I’ve been away hiking in Snowdonia, missed a working week’s worth. There is no point adding in a day by day account- even though there is plenty to relate. I don’t quite know where ot start really, but here goes a start:
One bloke and his dog:
I took just the one dog up the mountains- the other has less stamina and has limped a little recently.
Snowdon– Miner’s Track: Before getting to the place I was staying, I climbed Snowdon. 2½ hours later I got to the summit in the clouds. Clouds slowly cleared as I ate lunch and fed bits of Nutella bread to the dog. She’s normally quite a “hyper-active” dog, but in this situation- her behaviour was absolutely perfect (except when sheep were nearby).

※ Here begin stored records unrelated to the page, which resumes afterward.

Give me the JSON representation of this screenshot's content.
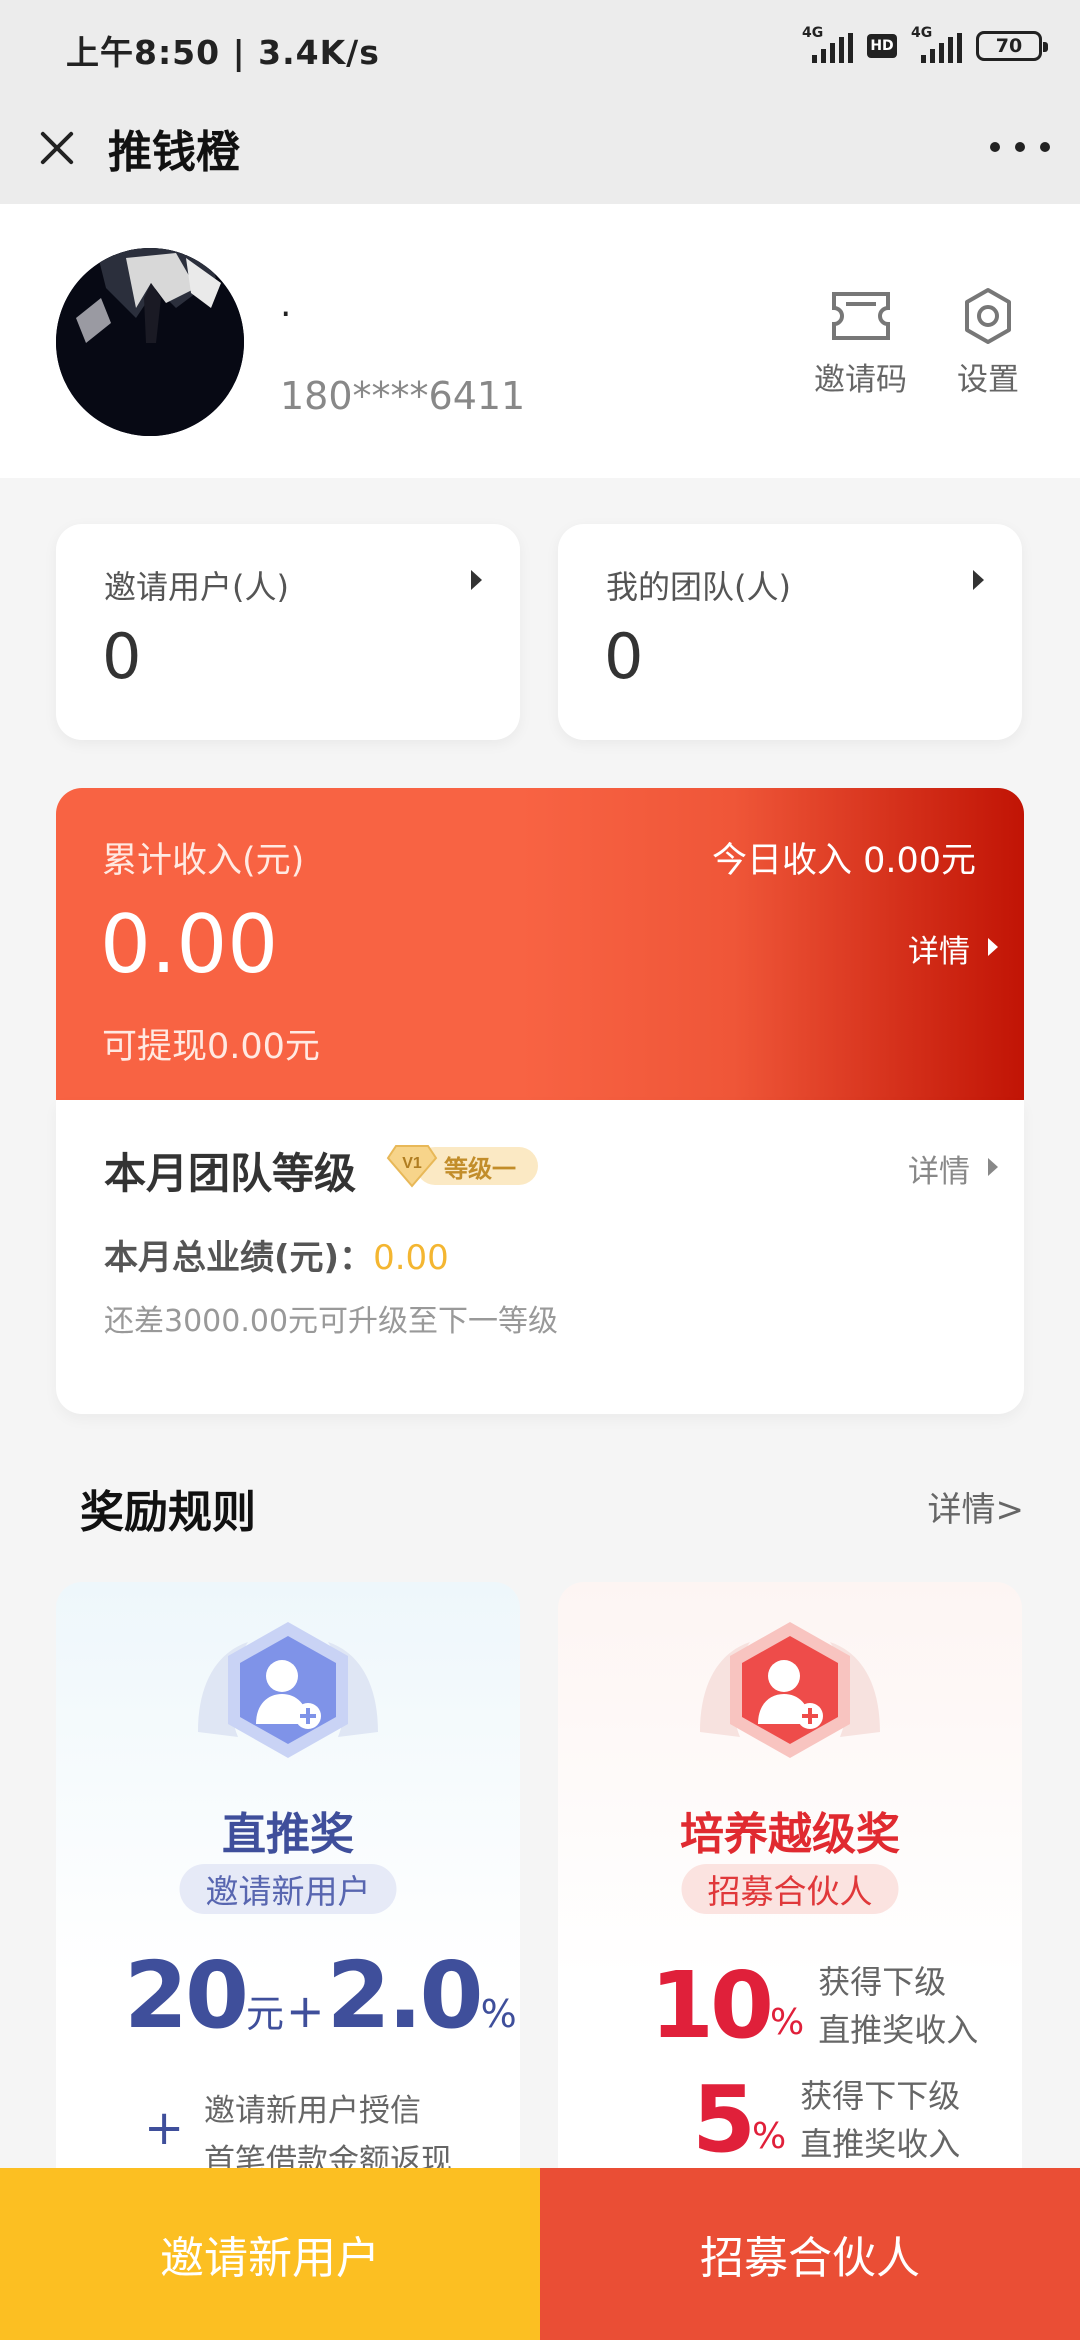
{
  "status_bar": {
    "time": "上午8:50 | 3.4K/s",
    "signal1_label": "4G",
    "hd_label": "HD",
    "signal2_label": "4G",
    "battery": "70"
  },
  "nav": {
    "title": "推钱橙"
  },
  "profile": {
    "nickname": "·",
    "phone": "180****6411",
    "invite_code_label": "邀请码",
    "settings_label": "设置"
  },
  "stats": [
    {
      "label": "邀请用户(人)",
      "value": "0"
    },
    {
      "label": "我的团队(人)",
      "value": "0"
    }
  ],
  "income": {
    "total_label": "累计收入(元)",
    "today": "今日收入 0.00元",
    "total_value": "0.00",
    "detail_label": "详情",
    "withdrawable": "可提现0.00元"
  },
  "team_level": {
    "title": "本月团队等级",
    "badge_icon_text": "V1",
    "badge_text": "等级一",
    "detail_label": "详情",
    "performance_label": "本月总业绩(元)：",
    "performance_value": "0.00",
    "hint": "还差3000.00元可升级至下一等级"
  },
  "rules": {
    "title": "奖励规则",
    "more_label": "详情>",
    "cards": [
      {
        "name": "直推奖",
        "subtitle": "邀请新用户",
        "amount": "20",
        "amount_unit": "元",
        "plus": "+",
        "percent": "2.0",
        "percent_unit": "%",
        "desc_plus": "+",
        "desc_line1": "邀请新用户授信",
        "desc_line2": "首笔借款金额返现"
      },
      {
        "name": "培养越级奖",
        "subtitle": "招募合伙人",
        "rows": [
          {
            "num": "10",
            "unit": "%",
            "line1": "获得下级",
            "line2": "直推奖收入"
          },
          {
            "num": "5",
            "unit": "%",
            "line1": "获得下下级",
            "line2": "直推奖收入"
          }
        ]
      }
    ]
  },
  "bottom": {
    "invite_label": "邀请新用户",
    "recruit_label": "招募合伙人"
  },
  "colors": {
    "accent_orange": "#f86343",
    "accent_red": "#c11405",
    "invite_button": "#fcbf22",
    "recruit_button": "#ea4e35",
    "blue_text": "#3f4f9b",
    "red_text": "#e0203a"
  }
}
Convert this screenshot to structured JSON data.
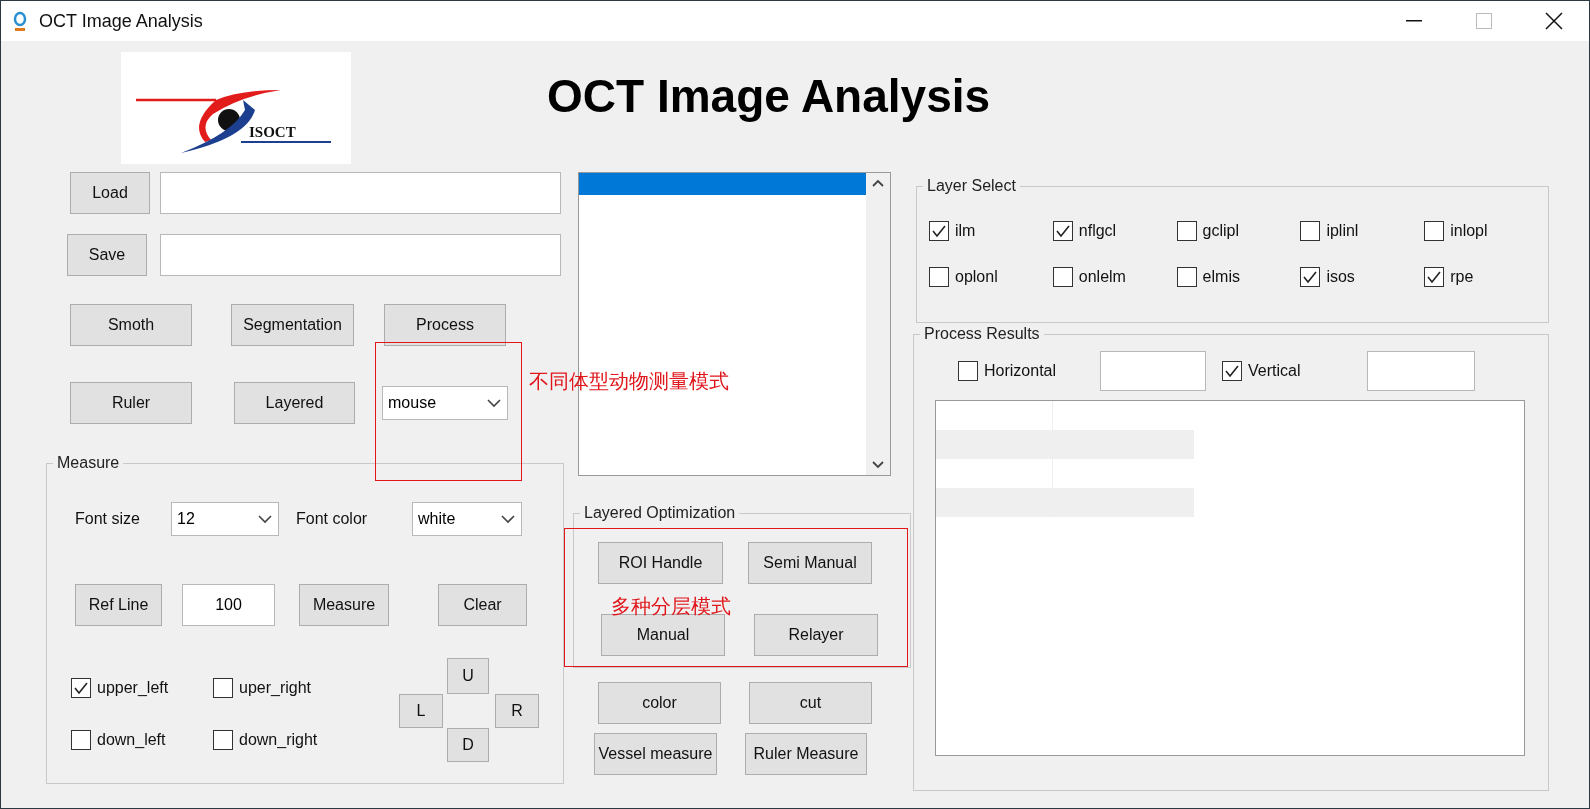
{
  "window": {
    "title": "OCT Image Analysis"
  },
  "logo": {
    "text": "ISOCT"
  },
  "heading": "OCT Image Analysis",
  "file_rows": [
    {
      "button": "Load"
    },
    {
      "button": "Save"
    }
  ],
  "action_buttons": [
    "Smoth",
    "Segmentation",
    "Process",
    "Ruler",
    "Layered"
  ],
  "mode_dropdown": {
    "value": "mouse"
  },
  "listbox": {
    "items": [
      {
        "selected": true
      }
    ]
  },
  "measure": {
    "title": "Measure",
    "font_size": {
      "label": "Font size",
      "value": "12"
    },
    "font_color": {
      "label": "Font color",
      "value": "white"
    },
    "ref_line_button": "Ref Line",
    "ref_value": "100",
    "measure_button": "Measure",
    "clear_button": "Clear",
    "corners": [
      {
        "label": "upper_left",
        "checked": true
      },
      {
        "label": "uper_right",
        "checked": false
      },
      {
        "label": "down_left",
        "checked": false
      },
      {
        "label": "down_right",
        "checked": false
      }
    ],
    "nav": [
      "U",
      "L",
      "R",
      "D"
    ]
  },
  "layered_optimization": {
    "title": "Layered Optimization",
    "buttons": [
      "ROI Handle",
      "Semi Manual",
      "Manual",
      "Relayer"
    ]
  },
  "tools": [
    "color",
    "cut",
    "Vessel measure",
    "Ruler Measure"
  ],
  "layer_select": {
    "title": "Layer Select",
    "layers": [
      {
        "label": "ilm",
        "checked": true
      },
      {
        "label": "nflgcl",
        "checked": true
      },
      {
        "label": "gclipl",
        "checked": false
      },
      {
        "label": "iplinl",
        "checked": false
      },
      {
        "label": "inlopl",
        "checked": false
      },
      {
        "label": "oplonl",
        "checked": false
      },
      {
        "label": "onlelm",
        "checked": false
      },
      {
        "label": "elmis",
        "checked": false
      },
      {
        "label": "isos",
        "checked": true
      },
      {
        "label": "rpe",
        "checked": true
      }
    ]
  },
  "process_results": {
    "title": "Process Results",
    "axes": [
      {
        "label": "Horizontal",
        "checked": false
      },
      {
        "label": "Vertical",
        "checked": true
      }
    ]
  },
  "annotations": [
    {
      "text": "不同体型动物测量模式"
    },
    {
      "text": "多种分层模式"
    }
  ]
}
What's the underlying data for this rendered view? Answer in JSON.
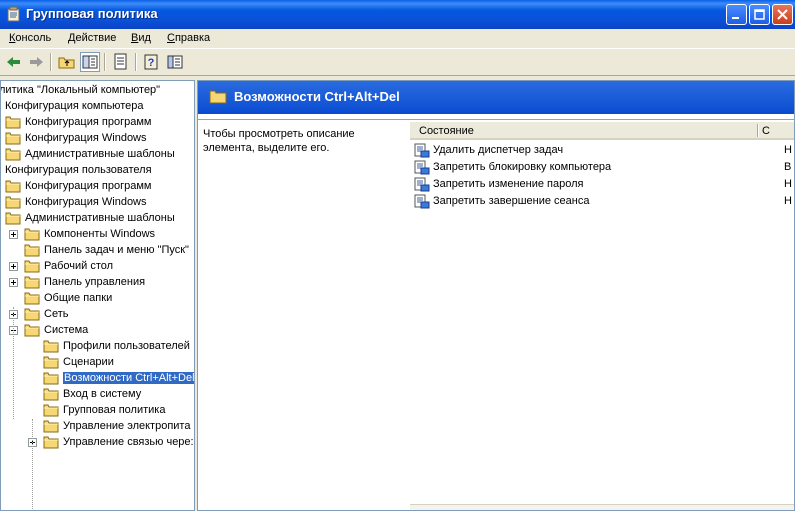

Snowdon, Watkin’s track: Runs from the south, near Bedgelert and forms the greatest alitiute climb of the Snowdon official routes. This day the air was crystal clear and sunburn was a concern. This route is far quieter, the crowd preferring the Miner’s and Llanberis tracks. Voices could be heard across the valley in the still warm air. The only mistake of the day was to wear long trousers.
One bloke and his dog met quite a few folks- also with dogs who were happy to chat in an amiable way. Rosie was patient and sensible, I was uttering reasuring instructions to her, punctuated with “good girl” all the way up. Some must have overheard me because when we made the summit, someone called out-
“look- Rosie has made it!”.
We returned by the Yr Aran route- which runs along a ridge to the West.. Top of which are ice shattered rocks that look like broken bottles, they were sharp to the touch also. This ridge was narrower giving spectacular views over both sides. An excellent way to return- highly recommended. Well worth the seven hours spent up there.
She was such a good dog I bought a tin of her favourite dog-food on the way back.
Pat on the head.
Cader Idris: Milky skies, clearing and getting warmer. This is an easier climb from the Dolgellau route. the land is a different kind, rounded bolders mixed with peat. There were strange dark holes between some of the rocks, giving the impression that the whole mountain was a pile of bolders. Some moved and knocked as you step over them- at times quite disconcerting.
The descent was a different matter. After searching for the turning on the north face, I was looking for the “Fox track” eventually it was obvious because a young family had already started going down. That route wasn’t as clear since it weaved through a scree slope which turned out to be very treacherous by half-way. The bolders were loose, and often moved as you put weight on them. Many of them would fall , roll and bounce downhill on the 1:4+. I really took my time on this- even Rosie was wary, standing to look ahead for the path at times. We took nearly an hour to get down that slope. I was so relieved when we reached the grassy flatter land below. Paths are harder to find here, and my map wasn’t good enough- only 1:50,000 which doesn’t give enough detail. That meant taking a wrong route and finding a correction by following sheep trails in the grassy heather.
Finally, I got home on time for the dinner appointment, elated, refreshed and feeling generally clean inside. I still smile now ehen I remember details; on a good day, Wales is as awe-inspiring and sublime as the Mediteranian.